Well I would say it’s true, we did have a hypothesis that it would do that, but there are lots of things that people think from anecdotes, and yet don’t turn out to be true. For instance, loads of drug myths, like if you take heroin once you’re going to be addicted for life, or if you take LSD seven times then it stays in your spine for months and months.
So the argument that because lots of people think it, means we shouldn’t check it is completely fallacious in my opinion because there are loads of things that people think – probably loads of things that that The Daily Mail propagate – that turn out to be completely untrue. This turned out to be something that we expected and was true, but there are plenty of other things which we expect but aren’t true. For example, recently they gave people these robotic babies to try to reduce pregnancy rates, and everyone expected that if you gave people these babies and the cried all night etc., you’d be less likely to have teenage pregnancies, but actually it significantly increased the pregnancy rate – so it’s a good example of when it’s worthwhile testing things empirically, otherwise we’d just believe anything that anyone said.
There’s no point in saying something in evidence based if you’re not willing to look at the evidence that’s being generated.
We may as well just stop doing a lot of research – just base everything on what someone down the pub says. That would be highly stupid.
How does your research inform our knowledge of the risks of drugs? What can be learnt from it practically?
The implications of the research for a regular cannabis user are positive – basically, if you want to do something, it’s probably best not to get stoned while you’re doing it, (which they probably already know,) because it will reduce your motivation, along with a few other things like extension of memory and stuff like that, but maybe you needn’t be so anxious about the chronic effects, in terms of motivation at least, according to these tentative results, because as long as you don’t smoke for 12 hours, then you’ll be fine. So really if you want to have a get up and go attitude, it might be worth just abstaining for 24 hours or so, and then you’ll hopefully return to where you were.
So in term of the risks of drugs, I suppose that actually, according to these results, it’s not really very dangerous. We expect acute effects, we expect short term effects. A more serious matter is if you stop taking them, are you still going to be affected?

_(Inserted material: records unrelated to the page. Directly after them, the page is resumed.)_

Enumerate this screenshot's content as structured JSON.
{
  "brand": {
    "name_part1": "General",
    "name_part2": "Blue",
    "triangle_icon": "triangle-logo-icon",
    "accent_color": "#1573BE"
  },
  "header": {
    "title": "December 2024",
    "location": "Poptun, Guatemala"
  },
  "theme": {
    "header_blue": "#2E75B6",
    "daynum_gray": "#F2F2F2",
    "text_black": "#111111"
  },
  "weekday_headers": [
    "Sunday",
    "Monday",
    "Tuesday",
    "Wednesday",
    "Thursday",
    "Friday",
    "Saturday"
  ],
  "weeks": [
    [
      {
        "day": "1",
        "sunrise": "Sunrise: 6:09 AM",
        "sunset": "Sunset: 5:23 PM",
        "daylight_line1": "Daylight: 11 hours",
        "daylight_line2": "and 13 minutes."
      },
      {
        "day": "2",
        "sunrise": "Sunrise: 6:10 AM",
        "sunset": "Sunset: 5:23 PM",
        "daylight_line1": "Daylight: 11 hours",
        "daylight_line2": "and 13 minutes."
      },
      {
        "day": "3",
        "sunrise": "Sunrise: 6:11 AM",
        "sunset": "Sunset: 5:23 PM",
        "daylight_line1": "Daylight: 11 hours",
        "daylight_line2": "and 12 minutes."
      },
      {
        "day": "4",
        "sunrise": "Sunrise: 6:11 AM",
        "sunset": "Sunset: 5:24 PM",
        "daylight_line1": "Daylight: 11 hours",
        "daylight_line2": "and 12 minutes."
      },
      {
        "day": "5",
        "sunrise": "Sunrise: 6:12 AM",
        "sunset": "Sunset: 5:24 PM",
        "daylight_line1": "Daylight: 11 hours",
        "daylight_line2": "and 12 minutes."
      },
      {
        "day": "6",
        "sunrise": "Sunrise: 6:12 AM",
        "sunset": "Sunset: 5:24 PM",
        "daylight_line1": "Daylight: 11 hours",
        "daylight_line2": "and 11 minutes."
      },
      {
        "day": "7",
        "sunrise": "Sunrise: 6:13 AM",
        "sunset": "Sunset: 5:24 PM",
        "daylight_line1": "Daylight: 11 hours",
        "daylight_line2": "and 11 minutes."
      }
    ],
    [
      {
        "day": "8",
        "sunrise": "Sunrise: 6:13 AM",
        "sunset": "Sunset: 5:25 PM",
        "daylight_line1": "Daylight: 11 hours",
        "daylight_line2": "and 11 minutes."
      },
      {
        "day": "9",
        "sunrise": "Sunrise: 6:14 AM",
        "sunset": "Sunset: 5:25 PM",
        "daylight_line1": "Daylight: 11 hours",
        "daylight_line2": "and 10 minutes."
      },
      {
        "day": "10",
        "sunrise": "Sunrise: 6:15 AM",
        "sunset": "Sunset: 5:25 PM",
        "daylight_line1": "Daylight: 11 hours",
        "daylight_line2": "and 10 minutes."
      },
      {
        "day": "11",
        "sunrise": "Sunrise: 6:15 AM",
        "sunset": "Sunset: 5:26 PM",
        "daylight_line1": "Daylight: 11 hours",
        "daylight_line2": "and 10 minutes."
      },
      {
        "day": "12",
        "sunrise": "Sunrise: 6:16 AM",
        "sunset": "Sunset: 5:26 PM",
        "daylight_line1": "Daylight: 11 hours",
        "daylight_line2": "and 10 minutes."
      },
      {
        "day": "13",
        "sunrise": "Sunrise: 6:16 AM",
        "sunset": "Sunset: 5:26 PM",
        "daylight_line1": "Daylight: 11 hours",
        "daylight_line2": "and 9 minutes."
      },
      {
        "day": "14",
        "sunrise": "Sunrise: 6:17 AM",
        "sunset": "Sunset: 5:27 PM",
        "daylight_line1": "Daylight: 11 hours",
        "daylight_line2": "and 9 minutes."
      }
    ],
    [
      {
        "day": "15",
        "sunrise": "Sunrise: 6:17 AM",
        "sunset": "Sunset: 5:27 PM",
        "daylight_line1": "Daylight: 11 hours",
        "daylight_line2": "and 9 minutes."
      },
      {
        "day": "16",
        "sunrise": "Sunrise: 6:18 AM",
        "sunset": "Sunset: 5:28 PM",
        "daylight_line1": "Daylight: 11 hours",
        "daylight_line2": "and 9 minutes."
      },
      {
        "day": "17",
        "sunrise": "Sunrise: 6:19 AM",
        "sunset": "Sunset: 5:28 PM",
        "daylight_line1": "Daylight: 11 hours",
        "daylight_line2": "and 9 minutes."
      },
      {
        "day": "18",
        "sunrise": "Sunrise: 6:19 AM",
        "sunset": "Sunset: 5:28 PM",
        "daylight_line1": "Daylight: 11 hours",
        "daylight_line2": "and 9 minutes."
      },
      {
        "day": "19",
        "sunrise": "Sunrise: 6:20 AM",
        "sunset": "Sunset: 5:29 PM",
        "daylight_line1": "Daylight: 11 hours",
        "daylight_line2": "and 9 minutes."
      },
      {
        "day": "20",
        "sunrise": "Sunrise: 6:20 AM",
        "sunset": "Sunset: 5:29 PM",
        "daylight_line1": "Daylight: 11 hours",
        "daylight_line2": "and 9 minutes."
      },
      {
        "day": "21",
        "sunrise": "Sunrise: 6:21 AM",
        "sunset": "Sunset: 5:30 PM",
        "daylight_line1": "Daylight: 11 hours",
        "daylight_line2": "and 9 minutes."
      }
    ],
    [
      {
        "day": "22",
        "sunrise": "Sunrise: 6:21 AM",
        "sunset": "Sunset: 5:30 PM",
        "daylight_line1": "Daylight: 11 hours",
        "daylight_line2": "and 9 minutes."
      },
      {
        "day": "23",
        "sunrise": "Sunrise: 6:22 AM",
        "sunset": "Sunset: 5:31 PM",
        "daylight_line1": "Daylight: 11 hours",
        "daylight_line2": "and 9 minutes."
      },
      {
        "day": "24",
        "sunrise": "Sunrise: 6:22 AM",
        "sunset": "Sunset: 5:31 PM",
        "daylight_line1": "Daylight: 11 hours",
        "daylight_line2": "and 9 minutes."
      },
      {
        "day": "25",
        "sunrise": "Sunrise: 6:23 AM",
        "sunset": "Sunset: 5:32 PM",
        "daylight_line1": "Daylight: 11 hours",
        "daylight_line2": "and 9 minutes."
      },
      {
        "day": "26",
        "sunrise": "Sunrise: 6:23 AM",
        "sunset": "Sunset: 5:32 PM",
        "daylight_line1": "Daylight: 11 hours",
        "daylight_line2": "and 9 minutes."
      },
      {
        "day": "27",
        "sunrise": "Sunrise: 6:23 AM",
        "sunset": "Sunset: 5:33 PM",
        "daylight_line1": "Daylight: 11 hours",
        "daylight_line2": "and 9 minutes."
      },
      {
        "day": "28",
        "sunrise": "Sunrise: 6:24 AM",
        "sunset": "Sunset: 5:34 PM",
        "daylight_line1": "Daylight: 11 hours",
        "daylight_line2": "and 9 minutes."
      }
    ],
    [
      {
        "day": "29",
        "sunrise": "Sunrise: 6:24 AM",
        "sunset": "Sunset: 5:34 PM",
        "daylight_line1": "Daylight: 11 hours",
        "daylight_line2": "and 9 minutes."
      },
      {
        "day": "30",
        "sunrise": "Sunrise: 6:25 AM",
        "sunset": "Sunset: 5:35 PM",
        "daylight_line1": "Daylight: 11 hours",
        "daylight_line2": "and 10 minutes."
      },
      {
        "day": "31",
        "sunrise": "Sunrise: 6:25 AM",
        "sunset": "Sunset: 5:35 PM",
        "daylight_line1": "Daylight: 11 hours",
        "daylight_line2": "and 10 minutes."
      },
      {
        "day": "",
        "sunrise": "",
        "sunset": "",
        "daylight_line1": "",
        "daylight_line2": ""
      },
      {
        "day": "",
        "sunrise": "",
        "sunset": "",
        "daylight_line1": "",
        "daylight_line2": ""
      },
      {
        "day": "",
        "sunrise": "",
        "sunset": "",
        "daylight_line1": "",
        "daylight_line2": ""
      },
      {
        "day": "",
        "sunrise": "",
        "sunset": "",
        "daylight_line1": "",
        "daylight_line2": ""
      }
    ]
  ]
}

How could your research inform people’s usage habits?
Obviously I would suggest don’t smoke it in the morning or the daytime, because that’s when we usually have to do stuff. I would recommend that to any kind of drug use – it’s always much more healthy to save your drug use for moderate consumption with your friends in the evening, probably on the weekends. That goes with anything really, and this research fits in with that. Do it when you’ve got an opportunity to not be motivated about anything.
What about debunking some myths about the safety of cannabis?
Can it be used to debunk the myth that cannabis is okay in all situations? Yes, there’s lots of research already showing that, when people are acutely high, they do have worse memory, they do have worse attention, and they are less motivated. I think you’d be hard pressed to in the argument that cannabis doesn’t impair you in the short term. But at least the results from this study suggest that, in terms of motivation, it might not impair you in the long term, at least when you’re not high.
I don’t know if that myth needs to be debunked, but if anyone who thinks that getting high doesn’t do anything to you when you’re high, then I would say they’re wrong.
It’s an interesting finding that long term motivation wasn’t affected, as that’s usually a claim levelled against cannabis by its critics.
Although that is definitely what we found, and I would support those findings, I would like to emphasise the need for more research in that area because it was a relatively small study. We’d like to do a bigger study, and hopefully corroborate that finding.
Dr Will Lawn is a research associate in the Clinical Pharmacology Department, University College London. Tweets @will_lawn